Parts of my body are always stiff, parts are always in pain, parts always have pins and needles or neurological pain. It affects my sleep, it affect my life, each and every day.

I also have startle reflex, so a loud noise or something to make me jump, or even an intense emotion can make me go stiff, if I’m standing I may fall, if I’m sitting or lying, it just hurts.

I also have vertigo which can come at any time and last anything from minute to hours. This makes me feel like I’ve just downed a bottle of vodka, but not in a good way. Double vision, dizziness, loss of balance, the rotten stuff.

I could go on and on with symptoms but I don’t want to bore you.

Year Three

Yes, I’m half way through my third year, my youngest can’t even remember the times when I could walk. When I used to chase him around the school playground while waiting for my older girls to come out of school.

People get fed up of you when you are sick for  a long time.  At first it’s concern;

“How are you?”

“Are you feeling any better?”

“When’s your next hospital appointment?”

“How did you get on at hospital?”

Then they get bored;

“Are you not well yet?”

“I thought you’d be walking again by now.”

I’ve even been accused of moaning too much and not getting on enjoying my life.

I’ve even been accused of competing with others for attention.

Yes, people have had enough of me and my sickness.

Do they not think that it would be my greatest joy to announce that I’ve had a treatment that has worked, that my pain has gone and I can walk again? No, for some reason I’m just a miserable old cow because I haven’t gotten any better.

The Future

Despite what some people think of me I have always been a positive person and I’ve approached each treatment with excitement and determination. Yes, it does get me down when it doesn’t work, I don’t think there is anyone who wouldn’t feel the same. I do get into some very dark places sometimes when I can see is the pain and disability and the hurt I cause others. Sometimes I think my family would be better off without me.

Then I bounce back and fill my life with happy things. I start projects that I can get excited about, something to look forward too. Plans, future plans. Even if things don’t get better I can cope if they stay the same. If I get worse then I’ll deal with that too, one day at a time.

I am working with some other Stiff Person Syndrome sufferers to gain awareness for our condition and hopefully trigger more research into diagnosis, treatments and even cures. I am reading studies, finding out all I can and most importantly, learning from others who are living with it. It seems daunting the amount of research I am doing, but it gives me a purpose and hope.

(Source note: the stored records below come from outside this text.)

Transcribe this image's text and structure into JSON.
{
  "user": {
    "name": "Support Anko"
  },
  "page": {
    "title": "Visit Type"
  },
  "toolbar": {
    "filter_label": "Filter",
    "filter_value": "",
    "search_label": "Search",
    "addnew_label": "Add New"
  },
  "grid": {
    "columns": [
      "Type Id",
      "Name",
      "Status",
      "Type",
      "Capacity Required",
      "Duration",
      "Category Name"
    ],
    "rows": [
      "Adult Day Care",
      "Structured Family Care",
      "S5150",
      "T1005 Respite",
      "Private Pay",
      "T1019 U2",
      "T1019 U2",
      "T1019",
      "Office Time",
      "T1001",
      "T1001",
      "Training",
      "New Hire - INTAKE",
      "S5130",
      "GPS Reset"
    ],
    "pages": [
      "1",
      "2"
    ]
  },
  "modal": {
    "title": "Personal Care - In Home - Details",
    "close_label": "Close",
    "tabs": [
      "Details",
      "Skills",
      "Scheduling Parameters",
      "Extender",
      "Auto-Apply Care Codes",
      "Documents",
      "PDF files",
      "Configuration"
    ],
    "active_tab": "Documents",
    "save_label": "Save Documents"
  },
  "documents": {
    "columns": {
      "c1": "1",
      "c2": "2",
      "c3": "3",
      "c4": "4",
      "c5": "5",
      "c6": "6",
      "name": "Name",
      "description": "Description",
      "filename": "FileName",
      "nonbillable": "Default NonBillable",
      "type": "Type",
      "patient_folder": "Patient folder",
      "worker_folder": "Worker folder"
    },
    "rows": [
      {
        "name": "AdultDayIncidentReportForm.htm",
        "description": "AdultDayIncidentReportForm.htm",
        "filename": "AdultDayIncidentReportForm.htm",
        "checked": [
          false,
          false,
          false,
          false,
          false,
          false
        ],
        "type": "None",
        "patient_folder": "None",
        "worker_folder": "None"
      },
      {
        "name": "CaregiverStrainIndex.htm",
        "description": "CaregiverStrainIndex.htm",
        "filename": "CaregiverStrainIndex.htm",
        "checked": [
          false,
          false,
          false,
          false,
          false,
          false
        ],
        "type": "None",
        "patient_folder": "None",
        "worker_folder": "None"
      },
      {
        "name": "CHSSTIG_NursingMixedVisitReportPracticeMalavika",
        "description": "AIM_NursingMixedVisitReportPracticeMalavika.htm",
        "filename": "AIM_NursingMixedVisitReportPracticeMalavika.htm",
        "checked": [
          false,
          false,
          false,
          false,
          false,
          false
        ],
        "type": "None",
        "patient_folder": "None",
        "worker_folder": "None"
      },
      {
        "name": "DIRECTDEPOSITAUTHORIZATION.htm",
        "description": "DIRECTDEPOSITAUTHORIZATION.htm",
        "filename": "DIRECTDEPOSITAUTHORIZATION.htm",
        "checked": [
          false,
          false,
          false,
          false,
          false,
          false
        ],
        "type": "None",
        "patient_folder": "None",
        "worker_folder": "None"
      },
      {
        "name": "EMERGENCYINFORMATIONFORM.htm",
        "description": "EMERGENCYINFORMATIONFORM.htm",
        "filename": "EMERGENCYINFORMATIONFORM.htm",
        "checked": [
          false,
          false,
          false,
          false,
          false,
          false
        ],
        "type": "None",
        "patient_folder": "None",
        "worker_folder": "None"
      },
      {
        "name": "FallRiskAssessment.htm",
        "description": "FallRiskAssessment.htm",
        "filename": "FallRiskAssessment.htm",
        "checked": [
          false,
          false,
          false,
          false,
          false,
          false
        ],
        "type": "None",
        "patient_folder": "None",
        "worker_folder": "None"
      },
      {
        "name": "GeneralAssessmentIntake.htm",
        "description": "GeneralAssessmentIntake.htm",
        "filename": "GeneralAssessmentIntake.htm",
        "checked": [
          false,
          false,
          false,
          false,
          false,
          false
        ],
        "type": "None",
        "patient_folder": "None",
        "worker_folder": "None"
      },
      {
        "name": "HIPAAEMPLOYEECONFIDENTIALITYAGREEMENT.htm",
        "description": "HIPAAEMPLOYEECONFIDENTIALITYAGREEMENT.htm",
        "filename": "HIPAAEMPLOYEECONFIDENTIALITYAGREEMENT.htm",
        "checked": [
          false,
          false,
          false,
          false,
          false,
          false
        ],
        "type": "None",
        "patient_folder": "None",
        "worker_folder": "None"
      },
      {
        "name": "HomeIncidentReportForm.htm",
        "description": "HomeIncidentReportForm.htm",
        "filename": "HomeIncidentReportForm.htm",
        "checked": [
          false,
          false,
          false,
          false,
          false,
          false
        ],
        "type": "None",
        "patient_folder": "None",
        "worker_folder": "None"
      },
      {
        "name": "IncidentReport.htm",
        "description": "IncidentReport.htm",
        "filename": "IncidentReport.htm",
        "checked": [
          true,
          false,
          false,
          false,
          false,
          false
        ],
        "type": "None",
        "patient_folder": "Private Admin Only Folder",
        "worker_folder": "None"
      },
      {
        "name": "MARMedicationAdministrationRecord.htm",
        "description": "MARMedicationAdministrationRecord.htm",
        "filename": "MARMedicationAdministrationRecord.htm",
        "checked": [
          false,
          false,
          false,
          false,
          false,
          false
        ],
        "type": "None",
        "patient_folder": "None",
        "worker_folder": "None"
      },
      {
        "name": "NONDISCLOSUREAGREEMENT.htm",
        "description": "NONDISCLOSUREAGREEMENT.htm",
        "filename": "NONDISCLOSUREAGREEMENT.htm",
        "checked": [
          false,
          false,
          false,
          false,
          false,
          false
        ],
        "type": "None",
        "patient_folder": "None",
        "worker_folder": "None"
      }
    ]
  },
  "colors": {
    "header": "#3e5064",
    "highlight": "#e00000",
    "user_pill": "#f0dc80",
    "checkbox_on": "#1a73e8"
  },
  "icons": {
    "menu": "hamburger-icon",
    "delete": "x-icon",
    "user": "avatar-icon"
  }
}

I have also decided on what I want to ask my consultant when I next see him. I’ve found out that there is a drug out there that have helped people just like me to get back some life. I don’t know if he will approve it but I’m going to ask all the same. Also, I will give up the IVIG, yes, it helps me a little but I know it’s in short supply and others gain more from it than me.

If you’ve read this far, then thank you, I know there are people out there who genuinely care. Just as I know I will never give up hoping to get well again.

 

 

A little Note About Positive Reviews on Raisie Bay

A little Note About Positive Reviews on Raisie Bay

Some people only write reviews when things go wrong with products, which is good because it lets people know that there could be potential problems. I’ve also seen negative feedback with say things like, I had to return this item because the colour did not suit me…is this useful?

I write reviews on most items I buy because I like to give genuine feedback. If I have a genuine problem with a product I will write my review in the appropriate place.

I write reviews on my blog too, but they are mostly positive. Why? Because I only write reviews for the things I’ve loved. If I don’t love them I let the person who sent me them know with details why and then let them decided if they would rather me write a negative review or not write one at all. It’s always the latter.

This is my blog, my place and I’ll let you know about the things I love. If you want to find out what other people have hated about the product then you will need to look elsewhere.

My reviews may all be positive, but they are still genuine.